Exercise aim:
Only the number is wanted: how many lines below include "name"?

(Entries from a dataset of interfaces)
:::

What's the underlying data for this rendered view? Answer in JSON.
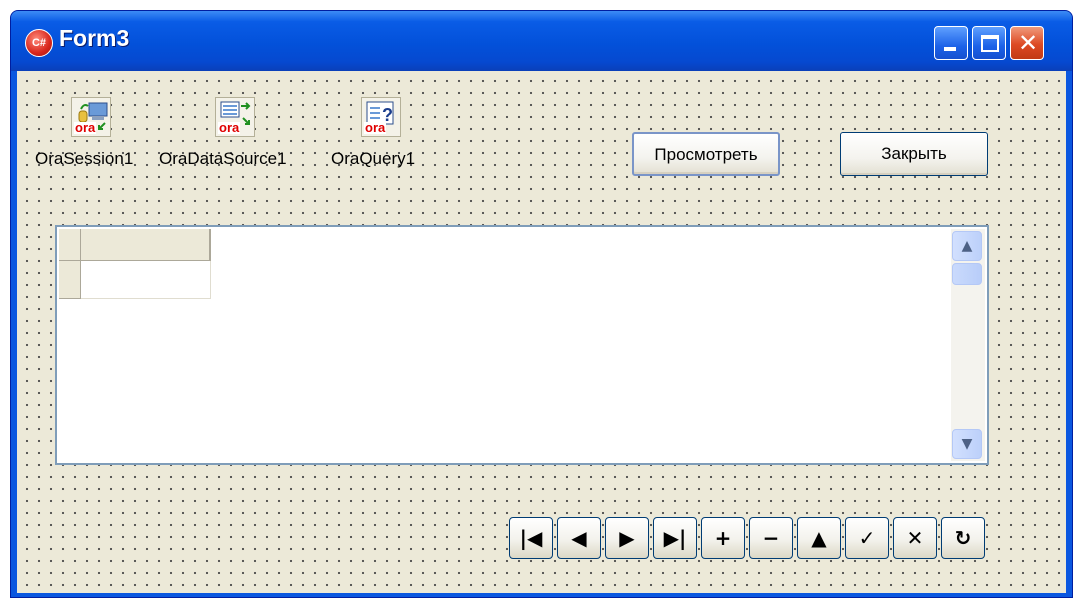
{
  "window": {
    "title": "Form3",
    "app_icon": "C#",
    "controls": {
      "minimize_icon": "minimize-icon",
      "maximize_icon": "maximize-icon",
      "close_icon": "close-icon",
      "close_glyph": "✕"
    },
    "colors": {
      "title_bar": "#0351da",
      "form_background": "#ece9d8",
      "close_button": "#dd4a24",
      "ora_text": "#e00000"
    }
  },
  "components": [
    {
      "label": "OraSession1",
      "badge": "ora",
      "icon": "ora-session-icon"
    },
    {
      "label": "OraDataSource1",
      "badge": "ora",
      "icon": "ora-datasource-icon"
    },
    {
      "label": "OraQuery1",
      "badge": "ora",
      "icon": "ora-query-icon"
    }
  ],
  "buttons": {
    "view": "Просмотреть",
    "close": "Закрыть"
  },
  "grid": {
    "columns": [
      ""
    ],
    "rows": [
      [
        ""
      ]
    ],
    "scroll": {
      "up_glyph": "▲",
      "down_glyph": "▼"
    }
  },
  "navigator": {
    "buttons": [
      {
        "name": "first",
        "glyph": "|◀"
      },
      {
        "name": "prior",
        "glyph": "◀"
      },
      {
        "name": "next",
        "glyph": "▶"
      },
      {
        "name": "last",
        "glyph": "▶|"
      },
      {
        "name": "insert",
        "glyph": "+"
      },
      {
        "name": "delete",
        "glyph": "−"
      },
      {
        "name": "edit",
        "glyph": "▲"
      },
      {
        "name": "post",
        "glyph": "✓"
      },
      {
        "name": "cancel",
        "glyph": "✕"
      },
      {
        "name": "refresh",
        "glyph": "↻"
      }
    ]
  }
}
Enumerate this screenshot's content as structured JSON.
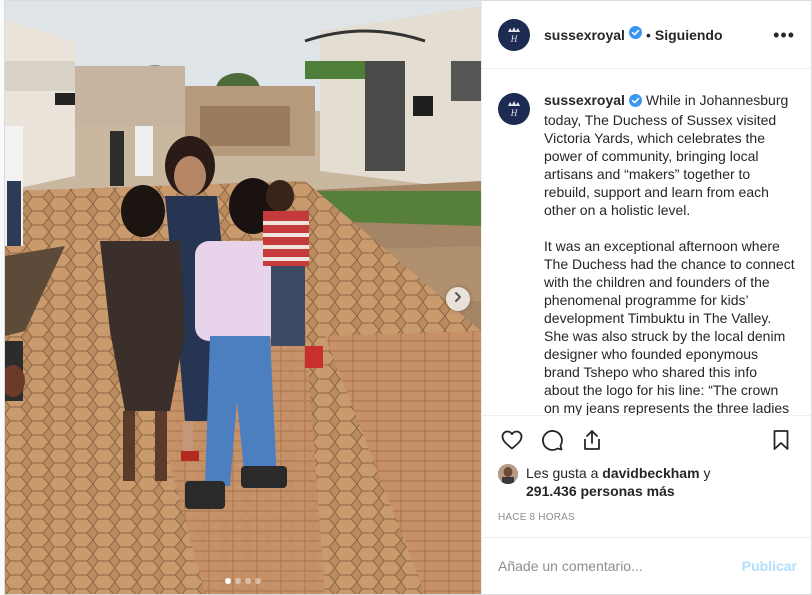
{
  "post": {
    "author": "sussexroyal",
    "following_label": "Siguiendo",
    "separator": "•",
    "more_label": "•••",
    "caption_lines": "While in Johannesburg today, The Duchess of Sussex visited Victoria Yards, which celebrates the power of community, bringing local artisans and “makers” together to rebuild, support and learn from each other on a holistic level.\n\nIt was an exceptional afternoon where The Duchess had the chance to connect with the children and founders of the phenomenal programme for kids’ development Timbuktu in The Valley. She was also struck by the local denim designer who founded eponymous brand Tshepo who shared this info about the logo for his line: “The crown on my jeans represents the three ladies who",
    "likes_prefix": "Les gusta a",
    "liker": "davidbeckham",
    "likes_conjunction": "y",
    "likes_count": "291.436 personas más",
    "timestamp": "HACE 8 HORAS",
    "comment_placeholder": "Añade un comentario...",
    "publish_label": "Publicar",
    "carousel": {
      "slides": 4,
      "active_index": 0
    }
  },
  "icons": {
    "avatar": "crown-monogram-icon",
    "verified": "verified-badge-icon",
    "like": "heart-icon",
    "comment": "comment-bubble-icon",
    "share": "share-icon",
    "save": "bookmark-icon",
    "next": "chevron-right-icon"
  },
  "colors": {
    "verified_blue": "#3897f0",
    "publish_disabled": "#b2dffc",
    "avatar_navy": "#1d2a52",
    "text": "#262626",
    "muted": "#8e8e8e"
  }
}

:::

Response box:
10